This Just In: Minnesota’s Test-Refusal Statute Unconstitutional
State v. Trahan, A13-0931, 62-CR-12-8574 (Minn. Ct. App. October 13, 2015)
In this case, Trahan was arrested on suspicion of DWI. He was read the Implied-Consent Advisory and asked to speak with an attorney. After several failed attempts to contact an attorney, Trahan stated he was finished with the phone. The Sheriff’s Deputy offered Trahan a blood or urine test. Trahan chose a urine test, but after failing to give an adequate sample he was offered a blood test, which he admittedly refused.

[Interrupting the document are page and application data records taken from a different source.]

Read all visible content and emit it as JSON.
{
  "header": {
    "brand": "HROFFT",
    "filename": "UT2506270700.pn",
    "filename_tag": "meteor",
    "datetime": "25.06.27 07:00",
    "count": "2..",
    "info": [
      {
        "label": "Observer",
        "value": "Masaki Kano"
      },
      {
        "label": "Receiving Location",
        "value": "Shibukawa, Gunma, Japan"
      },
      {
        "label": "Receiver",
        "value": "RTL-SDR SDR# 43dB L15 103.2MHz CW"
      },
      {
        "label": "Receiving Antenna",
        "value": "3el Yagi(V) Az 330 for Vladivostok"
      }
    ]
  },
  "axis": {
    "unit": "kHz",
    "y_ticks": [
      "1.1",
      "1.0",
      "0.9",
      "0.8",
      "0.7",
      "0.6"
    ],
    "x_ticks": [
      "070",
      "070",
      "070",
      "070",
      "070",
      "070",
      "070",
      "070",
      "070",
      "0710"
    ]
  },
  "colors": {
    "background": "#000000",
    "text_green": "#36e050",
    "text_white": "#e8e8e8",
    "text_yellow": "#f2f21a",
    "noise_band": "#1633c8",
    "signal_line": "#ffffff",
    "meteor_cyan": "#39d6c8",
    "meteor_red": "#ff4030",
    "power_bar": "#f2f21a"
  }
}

The Court of Appeals had to decide whether the test-refusal statute violates a driver’s right to due process by criminalizing his refusal to submit to a warrantless test of his blood.
Yes, the test-refusal statute does violate Trahan’s right substantive due process by criminalizing his refusal of an unconstitutional search, reversing his conviction.
Every citizen has the fundamental right to be free from unreasonable searches under the Fourth Amendment. A warrantless search is generally unreasonable unless it falls into a recognized exception to the warrant requirement. The Court, applying reasoning from Bernard and McNeely, determined that neither the search-incident-to-arrest exception nor the exigent-circumstances exception applied to this case.
Because none of the exceptions to the warrant requirement applied the search of Trahan’s blood would have been unconstitutional, thus impinging on his fundamental right to be free from unreasonable searches. Applying the strict-scrutiny standard, the Court determined that criminalizing the refusal to an unconstitutional blood test is not a narrowly tailored means to the State’s interest of keeping Minnesota roads safe.
If you face DWI or DUI charges in Minnesota, an experienced attorney can help you to avoid mistakes and achieve the best possible outcome in your individual situation. Call Sieben & Cotter at 651-455-1555 to arrange your free and comprehensive consultation, or send a request for more information.